» **WHAT THE EXERCISE ASKS**: The answer must consist of every line in the records that contains the word "Valor".

——

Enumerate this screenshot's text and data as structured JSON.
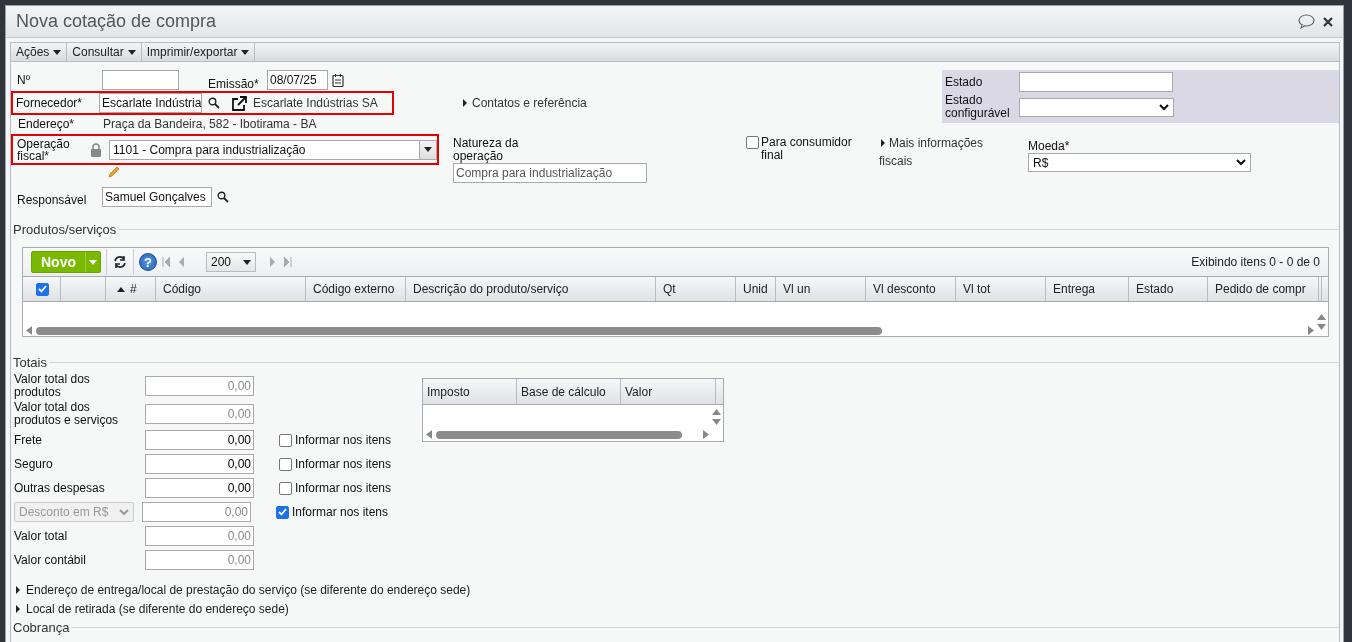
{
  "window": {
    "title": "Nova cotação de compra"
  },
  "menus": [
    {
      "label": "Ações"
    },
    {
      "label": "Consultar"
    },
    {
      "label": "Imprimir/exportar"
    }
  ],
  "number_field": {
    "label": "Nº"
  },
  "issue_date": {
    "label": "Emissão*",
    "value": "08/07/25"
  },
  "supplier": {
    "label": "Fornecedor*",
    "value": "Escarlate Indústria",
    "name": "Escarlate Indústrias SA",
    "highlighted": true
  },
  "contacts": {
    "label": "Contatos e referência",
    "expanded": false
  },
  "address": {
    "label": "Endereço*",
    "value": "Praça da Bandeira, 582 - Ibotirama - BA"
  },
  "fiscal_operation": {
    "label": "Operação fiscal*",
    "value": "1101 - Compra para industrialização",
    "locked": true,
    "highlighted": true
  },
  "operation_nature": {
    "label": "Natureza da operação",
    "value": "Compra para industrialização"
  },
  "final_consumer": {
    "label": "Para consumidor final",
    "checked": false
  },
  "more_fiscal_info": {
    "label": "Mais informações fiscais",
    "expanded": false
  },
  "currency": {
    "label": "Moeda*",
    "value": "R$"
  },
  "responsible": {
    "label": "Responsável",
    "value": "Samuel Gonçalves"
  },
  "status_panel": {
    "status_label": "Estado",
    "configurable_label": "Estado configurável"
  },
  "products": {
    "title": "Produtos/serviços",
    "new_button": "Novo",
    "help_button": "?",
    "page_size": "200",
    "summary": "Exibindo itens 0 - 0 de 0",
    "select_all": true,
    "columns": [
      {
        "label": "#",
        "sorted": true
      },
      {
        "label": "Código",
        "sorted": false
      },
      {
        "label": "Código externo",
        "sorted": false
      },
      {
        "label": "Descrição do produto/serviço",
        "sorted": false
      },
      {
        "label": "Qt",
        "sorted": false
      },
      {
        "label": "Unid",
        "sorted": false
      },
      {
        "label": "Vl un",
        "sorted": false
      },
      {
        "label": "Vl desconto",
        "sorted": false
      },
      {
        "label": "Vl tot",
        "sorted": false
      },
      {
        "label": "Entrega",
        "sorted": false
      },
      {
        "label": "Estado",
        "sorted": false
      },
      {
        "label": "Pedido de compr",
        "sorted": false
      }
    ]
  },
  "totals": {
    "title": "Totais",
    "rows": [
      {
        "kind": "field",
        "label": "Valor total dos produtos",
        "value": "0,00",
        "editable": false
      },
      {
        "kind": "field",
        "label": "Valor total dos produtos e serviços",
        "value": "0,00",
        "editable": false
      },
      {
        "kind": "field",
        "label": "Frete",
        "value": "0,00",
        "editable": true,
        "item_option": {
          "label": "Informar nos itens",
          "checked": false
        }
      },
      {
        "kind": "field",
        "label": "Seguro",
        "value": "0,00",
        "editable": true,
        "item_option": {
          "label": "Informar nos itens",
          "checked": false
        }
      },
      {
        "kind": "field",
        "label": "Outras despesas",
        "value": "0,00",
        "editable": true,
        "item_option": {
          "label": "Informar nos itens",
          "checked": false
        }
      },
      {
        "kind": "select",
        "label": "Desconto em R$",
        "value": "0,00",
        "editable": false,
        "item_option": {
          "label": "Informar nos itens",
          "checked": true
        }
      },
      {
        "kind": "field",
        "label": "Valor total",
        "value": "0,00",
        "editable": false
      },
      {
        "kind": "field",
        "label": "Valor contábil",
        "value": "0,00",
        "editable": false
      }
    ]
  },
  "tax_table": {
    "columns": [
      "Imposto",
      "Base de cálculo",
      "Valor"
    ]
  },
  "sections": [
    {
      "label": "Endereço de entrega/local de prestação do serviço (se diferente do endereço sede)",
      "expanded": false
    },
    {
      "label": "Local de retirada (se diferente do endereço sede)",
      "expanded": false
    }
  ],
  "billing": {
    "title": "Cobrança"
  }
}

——

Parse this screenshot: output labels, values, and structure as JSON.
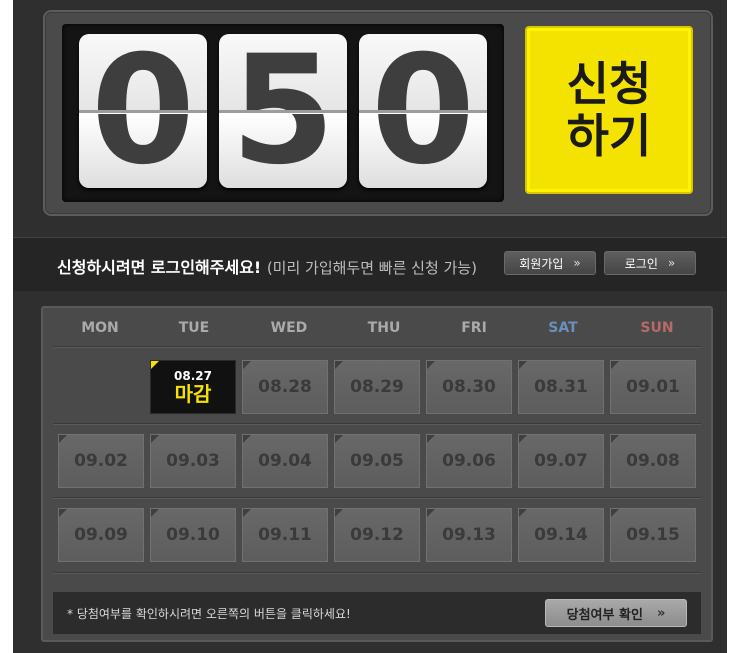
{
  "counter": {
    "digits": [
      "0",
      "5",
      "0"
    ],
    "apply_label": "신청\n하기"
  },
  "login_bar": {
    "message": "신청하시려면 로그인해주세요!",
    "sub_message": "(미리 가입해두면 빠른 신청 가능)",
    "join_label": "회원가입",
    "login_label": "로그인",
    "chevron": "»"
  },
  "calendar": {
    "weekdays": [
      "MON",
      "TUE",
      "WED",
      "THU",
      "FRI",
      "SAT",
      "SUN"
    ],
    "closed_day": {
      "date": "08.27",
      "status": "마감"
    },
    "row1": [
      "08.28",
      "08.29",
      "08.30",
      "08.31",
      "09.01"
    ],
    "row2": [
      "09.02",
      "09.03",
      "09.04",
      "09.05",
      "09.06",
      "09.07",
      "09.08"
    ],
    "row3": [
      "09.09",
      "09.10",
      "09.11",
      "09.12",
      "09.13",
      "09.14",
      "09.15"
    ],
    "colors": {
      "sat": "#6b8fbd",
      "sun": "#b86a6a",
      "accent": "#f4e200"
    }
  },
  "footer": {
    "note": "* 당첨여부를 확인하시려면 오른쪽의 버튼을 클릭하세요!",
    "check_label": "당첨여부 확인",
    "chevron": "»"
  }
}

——

» **REPLY**:
        "label": "Valor total dos produtos",
        "label": "Valor total dos produtos e serviços",
        "label": "Valor total",
        "label": "Valor contábil",
      "Valor"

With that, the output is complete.